The Coke 5by20 program was first announced at the Clinton Global Initiative in 2010.
Back in 2010 when Coca-Cola announced their plan to economically empower 5 million women through entrepreneurship by 2020, I thought they were overly ambitious. Having observed up close how difficult it was for Jita to train the women in their system and bring them to a subsistence living and after studying Avon, the grandmother of all “entrepreneurship networks,” I had a healthy appreciation for the challenges involved and 5 million seemed like a very big number indeed.
I remember vividly the day that my student, Mary, emailed me the notice that Coke had joined the women’s entrepreneurship arena. I was teaching in Italy (Cosmetics and fragrance marketing at the University of Padua! So fun!) We both were intrigued and really wanted to see if we could get in there to know more. But we also thought they were crazy to think they could hit 5 million in such a short time.
Well, we were thinking too narrowly. We just thought this program was going to be teaching women to be entrepreneurs in workshops or having them sell Coke in kiosks. And we thought it was only Africa. But the scope, as it turns out, was much, much wider.
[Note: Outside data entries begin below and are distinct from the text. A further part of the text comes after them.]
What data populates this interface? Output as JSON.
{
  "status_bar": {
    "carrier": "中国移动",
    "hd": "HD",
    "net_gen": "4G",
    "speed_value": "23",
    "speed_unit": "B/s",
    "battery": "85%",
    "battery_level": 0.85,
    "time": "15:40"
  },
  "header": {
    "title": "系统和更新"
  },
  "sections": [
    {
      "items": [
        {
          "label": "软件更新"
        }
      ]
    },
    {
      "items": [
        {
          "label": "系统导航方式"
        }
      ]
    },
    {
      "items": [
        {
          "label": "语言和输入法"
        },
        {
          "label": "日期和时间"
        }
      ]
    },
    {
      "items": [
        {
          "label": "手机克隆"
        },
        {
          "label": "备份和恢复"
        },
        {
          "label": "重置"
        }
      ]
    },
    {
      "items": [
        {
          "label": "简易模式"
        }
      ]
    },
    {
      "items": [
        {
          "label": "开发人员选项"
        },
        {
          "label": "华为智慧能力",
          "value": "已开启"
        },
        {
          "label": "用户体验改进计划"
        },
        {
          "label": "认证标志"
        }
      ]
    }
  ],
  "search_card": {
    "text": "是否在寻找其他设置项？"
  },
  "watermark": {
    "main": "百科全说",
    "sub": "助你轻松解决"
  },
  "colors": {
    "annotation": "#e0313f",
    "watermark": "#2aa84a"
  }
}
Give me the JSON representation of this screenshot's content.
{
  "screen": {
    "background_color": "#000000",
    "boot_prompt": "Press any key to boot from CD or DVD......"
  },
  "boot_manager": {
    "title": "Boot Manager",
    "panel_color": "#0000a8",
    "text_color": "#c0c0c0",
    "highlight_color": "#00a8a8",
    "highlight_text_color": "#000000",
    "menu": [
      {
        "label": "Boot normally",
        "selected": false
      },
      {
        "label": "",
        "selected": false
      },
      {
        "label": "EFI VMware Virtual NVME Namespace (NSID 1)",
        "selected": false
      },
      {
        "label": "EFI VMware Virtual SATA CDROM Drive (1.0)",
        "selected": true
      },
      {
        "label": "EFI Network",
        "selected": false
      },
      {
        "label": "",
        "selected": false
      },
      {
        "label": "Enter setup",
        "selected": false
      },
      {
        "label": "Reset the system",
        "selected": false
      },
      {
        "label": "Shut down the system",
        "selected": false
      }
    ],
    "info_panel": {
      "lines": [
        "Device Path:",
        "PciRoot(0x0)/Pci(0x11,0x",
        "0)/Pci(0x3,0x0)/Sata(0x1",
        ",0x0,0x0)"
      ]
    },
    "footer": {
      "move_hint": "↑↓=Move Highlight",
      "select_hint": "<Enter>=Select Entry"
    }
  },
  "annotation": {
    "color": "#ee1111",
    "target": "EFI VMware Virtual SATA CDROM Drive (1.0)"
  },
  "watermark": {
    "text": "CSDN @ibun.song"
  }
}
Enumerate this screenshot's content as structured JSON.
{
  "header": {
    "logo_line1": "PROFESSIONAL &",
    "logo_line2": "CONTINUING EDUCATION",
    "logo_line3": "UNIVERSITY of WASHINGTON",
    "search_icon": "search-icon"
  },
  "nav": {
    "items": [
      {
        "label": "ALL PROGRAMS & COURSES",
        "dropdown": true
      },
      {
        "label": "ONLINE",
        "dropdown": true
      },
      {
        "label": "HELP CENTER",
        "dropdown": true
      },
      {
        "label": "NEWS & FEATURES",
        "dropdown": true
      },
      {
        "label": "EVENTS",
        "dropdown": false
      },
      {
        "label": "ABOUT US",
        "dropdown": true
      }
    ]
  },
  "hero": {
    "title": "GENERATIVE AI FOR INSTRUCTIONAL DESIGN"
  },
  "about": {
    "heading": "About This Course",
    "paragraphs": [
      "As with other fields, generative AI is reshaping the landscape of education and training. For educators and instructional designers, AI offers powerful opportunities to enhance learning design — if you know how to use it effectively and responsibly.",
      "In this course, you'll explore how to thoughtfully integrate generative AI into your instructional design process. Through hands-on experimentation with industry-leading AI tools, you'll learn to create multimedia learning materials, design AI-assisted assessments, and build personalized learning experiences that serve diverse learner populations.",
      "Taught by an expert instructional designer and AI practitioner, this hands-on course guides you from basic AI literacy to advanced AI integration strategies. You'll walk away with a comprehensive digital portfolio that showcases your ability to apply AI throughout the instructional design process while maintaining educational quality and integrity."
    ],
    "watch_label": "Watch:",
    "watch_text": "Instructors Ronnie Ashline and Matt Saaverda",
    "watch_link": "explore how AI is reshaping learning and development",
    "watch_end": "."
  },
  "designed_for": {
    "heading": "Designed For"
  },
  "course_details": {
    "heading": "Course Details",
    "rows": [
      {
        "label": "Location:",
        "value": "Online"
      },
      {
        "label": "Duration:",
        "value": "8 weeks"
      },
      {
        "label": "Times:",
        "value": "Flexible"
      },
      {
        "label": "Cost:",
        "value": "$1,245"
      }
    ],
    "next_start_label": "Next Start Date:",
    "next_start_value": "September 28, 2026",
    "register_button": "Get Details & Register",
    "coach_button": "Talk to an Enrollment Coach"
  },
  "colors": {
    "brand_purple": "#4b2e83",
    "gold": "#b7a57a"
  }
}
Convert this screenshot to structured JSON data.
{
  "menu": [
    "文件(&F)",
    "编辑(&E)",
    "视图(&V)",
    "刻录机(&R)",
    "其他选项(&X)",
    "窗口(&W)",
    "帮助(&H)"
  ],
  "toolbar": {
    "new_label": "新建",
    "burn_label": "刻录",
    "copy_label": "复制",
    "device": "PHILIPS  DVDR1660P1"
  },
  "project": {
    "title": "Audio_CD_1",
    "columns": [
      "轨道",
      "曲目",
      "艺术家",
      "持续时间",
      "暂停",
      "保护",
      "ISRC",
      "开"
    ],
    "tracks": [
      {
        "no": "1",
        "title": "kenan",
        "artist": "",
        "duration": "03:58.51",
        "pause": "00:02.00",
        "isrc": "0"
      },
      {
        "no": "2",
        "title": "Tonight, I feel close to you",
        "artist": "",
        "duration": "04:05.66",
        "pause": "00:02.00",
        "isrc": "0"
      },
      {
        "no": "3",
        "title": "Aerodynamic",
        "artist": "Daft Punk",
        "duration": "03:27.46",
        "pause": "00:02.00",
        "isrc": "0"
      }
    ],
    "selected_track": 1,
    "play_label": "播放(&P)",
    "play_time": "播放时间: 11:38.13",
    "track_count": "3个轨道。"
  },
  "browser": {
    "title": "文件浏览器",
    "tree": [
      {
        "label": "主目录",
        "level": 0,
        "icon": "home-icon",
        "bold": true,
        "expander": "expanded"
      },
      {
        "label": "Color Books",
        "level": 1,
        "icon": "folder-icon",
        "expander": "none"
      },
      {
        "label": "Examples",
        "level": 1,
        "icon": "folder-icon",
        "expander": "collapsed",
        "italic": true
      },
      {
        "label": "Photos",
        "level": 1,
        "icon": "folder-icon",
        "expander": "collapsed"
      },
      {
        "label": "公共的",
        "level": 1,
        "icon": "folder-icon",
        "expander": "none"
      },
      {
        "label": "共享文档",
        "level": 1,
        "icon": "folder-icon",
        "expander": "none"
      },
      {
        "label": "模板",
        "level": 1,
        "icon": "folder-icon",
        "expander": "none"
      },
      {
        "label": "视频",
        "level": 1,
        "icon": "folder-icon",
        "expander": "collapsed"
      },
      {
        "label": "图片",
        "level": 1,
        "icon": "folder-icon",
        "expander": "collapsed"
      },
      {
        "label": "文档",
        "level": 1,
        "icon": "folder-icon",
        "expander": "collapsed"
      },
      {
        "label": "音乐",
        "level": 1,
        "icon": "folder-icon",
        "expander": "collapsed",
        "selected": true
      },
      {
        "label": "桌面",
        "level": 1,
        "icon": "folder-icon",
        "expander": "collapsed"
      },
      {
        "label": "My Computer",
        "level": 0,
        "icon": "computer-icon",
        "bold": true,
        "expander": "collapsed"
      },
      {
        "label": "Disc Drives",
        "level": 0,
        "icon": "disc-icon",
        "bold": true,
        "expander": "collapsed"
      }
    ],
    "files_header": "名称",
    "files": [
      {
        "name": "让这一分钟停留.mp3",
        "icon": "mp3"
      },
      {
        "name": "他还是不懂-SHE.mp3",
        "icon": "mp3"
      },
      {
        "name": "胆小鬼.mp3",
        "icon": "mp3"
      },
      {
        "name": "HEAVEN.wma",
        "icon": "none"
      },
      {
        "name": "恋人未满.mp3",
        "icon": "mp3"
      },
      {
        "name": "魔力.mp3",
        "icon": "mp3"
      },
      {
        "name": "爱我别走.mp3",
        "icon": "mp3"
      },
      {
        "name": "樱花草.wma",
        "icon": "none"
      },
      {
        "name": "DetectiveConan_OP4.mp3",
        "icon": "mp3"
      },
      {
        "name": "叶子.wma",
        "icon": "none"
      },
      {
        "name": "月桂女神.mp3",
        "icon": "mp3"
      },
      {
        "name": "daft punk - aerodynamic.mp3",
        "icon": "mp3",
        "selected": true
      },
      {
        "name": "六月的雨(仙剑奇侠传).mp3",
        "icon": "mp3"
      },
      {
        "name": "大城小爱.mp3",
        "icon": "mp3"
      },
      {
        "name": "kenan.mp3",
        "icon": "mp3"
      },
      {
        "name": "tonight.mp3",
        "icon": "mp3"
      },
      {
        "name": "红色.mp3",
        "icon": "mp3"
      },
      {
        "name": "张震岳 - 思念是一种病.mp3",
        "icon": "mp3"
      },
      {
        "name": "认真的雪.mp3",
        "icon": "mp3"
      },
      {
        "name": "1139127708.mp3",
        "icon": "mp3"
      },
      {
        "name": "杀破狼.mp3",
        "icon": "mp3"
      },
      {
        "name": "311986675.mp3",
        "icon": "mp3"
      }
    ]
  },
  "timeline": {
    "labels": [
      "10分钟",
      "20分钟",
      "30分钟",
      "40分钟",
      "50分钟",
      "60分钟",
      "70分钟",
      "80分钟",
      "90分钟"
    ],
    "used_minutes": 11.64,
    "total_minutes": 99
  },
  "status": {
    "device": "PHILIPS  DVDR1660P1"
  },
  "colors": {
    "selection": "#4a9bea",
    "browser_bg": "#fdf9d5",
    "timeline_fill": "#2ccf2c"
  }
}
The 5by20 program promises to economically empower women by working throughout Coca-Cola’s global value chain. This value chain has several components. One is indeed the small retail shops where women might sell Coke along with other things, like baked goods or candies. Another is the distributors who, in turn, sell Coke to those shops. But, in the other direction, Coca-Cola is focused on benefiting the women who supply them with sugar, citrus, tea, and other ingredients. And, importantly, they are working with women who recycle and repurpose their packaging for reselling, thus helping the environment as well.
So, for instance, the videos on their website include a poor Indian shopkeeper, whose business draws customers, in part because she has light in her small shop at night–powered by the solar source that keeps the Cokes cool. Yet there is also the story of Rosemary Njeri, a major distributor in Nairobi, with images where she “power lunches” (or at least “power sodas”) with her female business associates (check out the line dance at the end).
Finally, the most moving is Zilda Barreto, who lived in a slum in Rio before she joined a collective that recycled Coke bottles. Now watch this thing before you groan: you hear this lady’s story while you watch her collect bottles, but hang on until you see where she lives now and listen to her new sense of mission. It is powerful stuff.
The Coca-Cola 5by20 program is, therefore, a 360 degree effort to engage and empower women in the value chain. However, it is also embedded in a larger program designed to encourage gender diversity throughout Coca-Cola itself. This kind of scope is unusual in multinational corporations. The willingness to call attention to gender within the organization and within the home country, as well as to engage in more philanthropic efforts aimed to benefit poor women, is rare, courageous, and deserving of notice.
It’s a big deal to give someone the means to earn a living. And some things that seem little–a bit of light–can be very meaningful when you live in scarcity. But a sense of purpose is important to all of us, around the world, rich and poor, male and female. That 360 degree view is what we need.
I am pleased to say that Charlotte Oades, who heads up the 5by20 program, will be speaking at the Power Shift Forum on Monday, May 20, in a session we call “All Around” to reflect this fully-rounded perspective.